Problem: Find the lines of data that contain the string "icon", then list them.

[Website and app data records]
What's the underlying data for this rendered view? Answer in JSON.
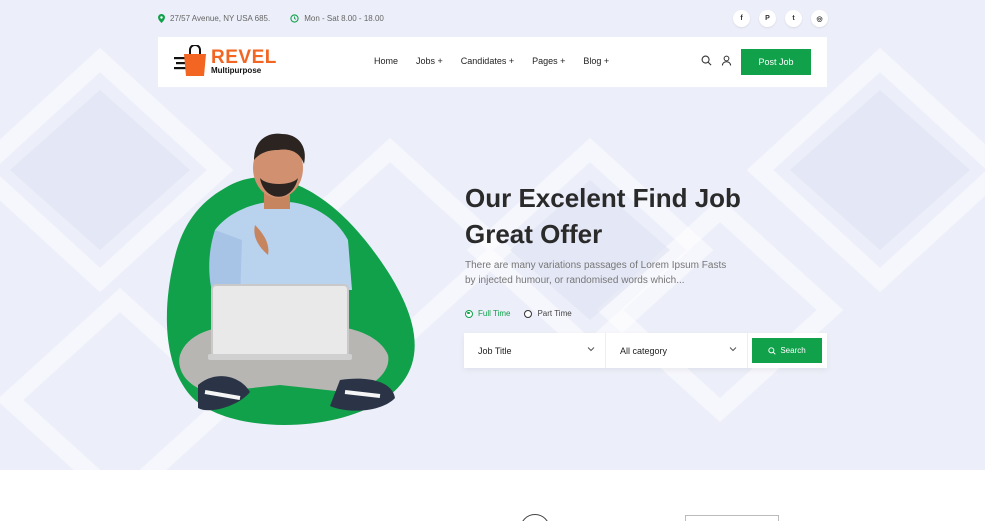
{
  "topbar": {
    "address": "27/57 Avenue, NY USA 685.",
    "hours": "Mon - Sat 8.00 - 18.00",
    "socials": [
      {
        "icon": "facebook-icon",
        "glyph": "f"
      },
      {
        "icon": "pinterest-icon",
        "glyph": "P"
      },
      {
        "icon": "twitter-icon",
        "glyph": "t"
      },
      {
        "icon": "instagram-icon",
        "glyph": "◎"
      }
    ]
  },
  "header": {
    "logo_name": "REVEL",
    "logo_sub": "Multipurpose",
    "nav": [
      "Home",
      "Jobs +",
      "Candidates +",
      "Pages +",
      "Blog +"
    ],
    "post_job": "Post Job"
  },
  "hero": {
    "title_line1": "Our Excelent Find Job",
    "title_line2": "Great Offer",
    "desc_line1": "There are many variations passages of Lorem Ipsum Fasts",
    "desc_line2": "by injected humour, or randomised words which...",
    "radios": [
      {
        "label": "Full Time",
        "selected": true
      },
      {
        "label": "Part Time",
        "selected": false
      }
    ],
    "search": {
      "job_title": "Job Title",
      "category": "All category",
      "button": "Search"
    }
  },
  "colors": {
    "accent": "#10a14a",
    "brand": "#f26522",
    "background": "#eceef9"
  }
}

Task response:
        "icon": "facebook-icon",
        "icon": "pinterest-icon",
        "icon": "twitter-icon",
        "icon": "instagram-icon",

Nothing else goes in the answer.